1. What Never Comes 3:14
2. Luisa's Bones 3:21
3. Phony Revolutions 3:09
4. Give and Be Taken 2:41
5. Let's Not Pretend (To Be New Men) 5:07
6. Cannibals 2:58
7. Sinisteria 3:55
8. No Me Lo Des! 2:14
9. Run, Lieutenant, Run 2:31
10. Modern Dislocation 5:02
11. Your Control 3:54
12. White Trash Hereos 4:58



Crooked Fingers fans who enjoyed Eric Bachmann's 2006, bare-bones acoustic To the Races LP, yet yearned for the kind of heavily orchestrated, E Street Band-fueled Americana that graced 2003's Red Devil Dawn and 2005's Dignity and Shame, will no doubt be pleased by Forfeit/Fortune. Picking right up where Shame left off, Bachmann, along with an all-star cast of characters which includes longtime collaborators as well as indie rock stalwarts like Brian Kotzur (Silver Jews), Tom Hagerman (DeVotchKa), and Neko Case blow through an 11-song set of dusty, horn-laden, highway driving, drink-spilling heartache that stands as the group's most solid piece of work to date.
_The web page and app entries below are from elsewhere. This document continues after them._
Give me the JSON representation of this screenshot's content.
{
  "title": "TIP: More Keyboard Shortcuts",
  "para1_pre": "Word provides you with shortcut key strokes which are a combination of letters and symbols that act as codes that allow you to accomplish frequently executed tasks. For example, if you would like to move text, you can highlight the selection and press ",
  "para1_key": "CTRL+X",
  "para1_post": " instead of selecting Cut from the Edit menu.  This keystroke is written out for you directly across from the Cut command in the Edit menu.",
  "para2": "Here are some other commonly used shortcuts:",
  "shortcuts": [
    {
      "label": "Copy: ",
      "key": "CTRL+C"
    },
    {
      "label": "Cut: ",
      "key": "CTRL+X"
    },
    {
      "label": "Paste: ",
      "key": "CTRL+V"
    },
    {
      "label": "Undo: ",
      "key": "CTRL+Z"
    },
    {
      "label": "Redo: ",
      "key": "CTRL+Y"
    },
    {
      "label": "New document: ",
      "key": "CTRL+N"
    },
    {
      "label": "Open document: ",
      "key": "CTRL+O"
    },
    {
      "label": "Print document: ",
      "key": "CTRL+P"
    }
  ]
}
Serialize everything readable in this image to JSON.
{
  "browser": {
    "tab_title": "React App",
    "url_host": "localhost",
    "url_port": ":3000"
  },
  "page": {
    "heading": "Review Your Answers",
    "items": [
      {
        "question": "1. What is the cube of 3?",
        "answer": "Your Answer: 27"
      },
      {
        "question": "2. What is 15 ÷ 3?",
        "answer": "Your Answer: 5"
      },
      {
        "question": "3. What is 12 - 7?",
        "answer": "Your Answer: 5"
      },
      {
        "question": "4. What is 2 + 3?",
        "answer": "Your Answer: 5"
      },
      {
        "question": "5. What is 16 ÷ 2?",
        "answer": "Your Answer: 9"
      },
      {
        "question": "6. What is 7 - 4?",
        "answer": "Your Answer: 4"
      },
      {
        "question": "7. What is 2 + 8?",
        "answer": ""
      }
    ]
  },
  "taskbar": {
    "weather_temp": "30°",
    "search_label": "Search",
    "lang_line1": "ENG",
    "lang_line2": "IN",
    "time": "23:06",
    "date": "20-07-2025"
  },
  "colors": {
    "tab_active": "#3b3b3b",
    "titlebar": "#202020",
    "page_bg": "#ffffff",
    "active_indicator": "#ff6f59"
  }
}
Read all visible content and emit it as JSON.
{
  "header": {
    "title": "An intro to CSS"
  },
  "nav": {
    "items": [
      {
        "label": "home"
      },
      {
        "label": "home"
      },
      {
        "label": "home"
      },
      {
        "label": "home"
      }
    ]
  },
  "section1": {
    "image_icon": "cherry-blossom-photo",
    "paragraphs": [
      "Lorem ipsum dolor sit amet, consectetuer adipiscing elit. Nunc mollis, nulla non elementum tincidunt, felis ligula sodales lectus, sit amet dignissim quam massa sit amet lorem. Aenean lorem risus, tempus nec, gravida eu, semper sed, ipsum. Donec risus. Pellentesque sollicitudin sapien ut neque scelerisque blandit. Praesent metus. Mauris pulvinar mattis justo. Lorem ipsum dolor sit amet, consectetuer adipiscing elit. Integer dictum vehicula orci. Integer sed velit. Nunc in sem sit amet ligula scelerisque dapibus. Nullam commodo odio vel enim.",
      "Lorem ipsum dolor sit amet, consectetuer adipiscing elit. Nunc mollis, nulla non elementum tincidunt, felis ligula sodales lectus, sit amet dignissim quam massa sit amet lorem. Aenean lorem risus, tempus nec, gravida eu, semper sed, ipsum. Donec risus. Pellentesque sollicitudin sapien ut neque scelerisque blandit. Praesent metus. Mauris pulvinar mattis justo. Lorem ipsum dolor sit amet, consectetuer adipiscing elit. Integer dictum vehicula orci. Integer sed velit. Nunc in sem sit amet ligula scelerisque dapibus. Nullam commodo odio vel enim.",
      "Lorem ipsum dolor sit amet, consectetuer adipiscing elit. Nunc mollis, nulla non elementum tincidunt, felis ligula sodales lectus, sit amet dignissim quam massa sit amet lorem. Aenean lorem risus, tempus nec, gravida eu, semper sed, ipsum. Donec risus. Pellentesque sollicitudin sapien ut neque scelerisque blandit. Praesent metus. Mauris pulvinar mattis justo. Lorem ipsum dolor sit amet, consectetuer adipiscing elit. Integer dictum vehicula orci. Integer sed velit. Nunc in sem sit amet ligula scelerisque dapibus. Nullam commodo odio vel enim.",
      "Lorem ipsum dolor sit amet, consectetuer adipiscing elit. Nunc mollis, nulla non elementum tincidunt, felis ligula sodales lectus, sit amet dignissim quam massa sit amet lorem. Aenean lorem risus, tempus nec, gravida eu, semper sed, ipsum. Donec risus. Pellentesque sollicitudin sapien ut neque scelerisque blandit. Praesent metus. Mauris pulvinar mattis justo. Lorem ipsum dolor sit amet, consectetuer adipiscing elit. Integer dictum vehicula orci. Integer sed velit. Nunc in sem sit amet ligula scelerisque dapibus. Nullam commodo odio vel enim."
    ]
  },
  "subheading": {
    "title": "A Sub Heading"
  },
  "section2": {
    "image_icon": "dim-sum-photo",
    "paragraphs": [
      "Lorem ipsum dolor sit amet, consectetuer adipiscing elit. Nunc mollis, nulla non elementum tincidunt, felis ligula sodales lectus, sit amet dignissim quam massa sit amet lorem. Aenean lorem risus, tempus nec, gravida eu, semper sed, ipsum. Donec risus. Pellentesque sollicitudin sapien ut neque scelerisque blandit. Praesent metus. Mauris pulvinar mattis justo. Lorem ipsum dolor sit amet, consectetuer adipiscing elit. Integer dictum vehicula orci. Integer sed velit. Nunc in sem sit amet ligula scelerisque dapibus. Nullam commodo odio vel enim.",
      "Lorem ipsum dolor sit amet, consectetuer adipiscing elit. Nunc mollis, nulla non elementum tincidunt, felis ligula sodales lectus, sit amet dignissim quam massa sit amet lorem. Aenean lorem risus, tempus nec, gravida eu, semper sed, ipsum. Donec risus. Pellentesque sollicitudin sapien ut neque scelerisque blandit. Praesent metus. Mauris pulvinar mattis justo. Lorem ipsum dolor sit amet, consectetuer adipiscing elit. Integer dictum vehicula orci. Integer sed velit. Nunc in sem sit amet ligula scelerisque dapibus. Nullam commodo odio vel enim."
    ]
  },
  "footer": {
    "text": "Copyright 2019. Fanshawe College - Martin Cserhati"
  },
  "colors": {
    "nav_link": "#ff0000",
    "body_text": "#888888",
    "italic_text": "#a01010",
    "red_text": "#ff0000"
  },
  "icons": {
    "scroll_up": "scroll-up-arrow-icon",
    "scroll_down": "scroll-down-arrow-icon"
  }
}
Opener "What Never Comes," a fully loaded showstopper that comes on like a cross between David Bowie's "Heroes" and Bruce Springsteen's "Tenth Avenue Freeze-Out," sets the pace, and from there it's an unusually wild ride from a bandleader who often favors straight-to-tape authenticity over studio experimentation. Funky instrumentation and wild percussion abound throughout, especially on the cool and visceral "Luisa's Bones," an old-timey tale filtered through a digital water bag. "Cannibals," a straight-up power pop nugget that could have peen peeled off the back of the first Cheap Trick album, also impresses, but it's Forfeit/Fortune's final two tracks, the mesmerizing, anthem worthy "Modern Dislocation" and its equally rousing counterpart "Your Control" — the latter a duet with Neko Case — that seal the deal.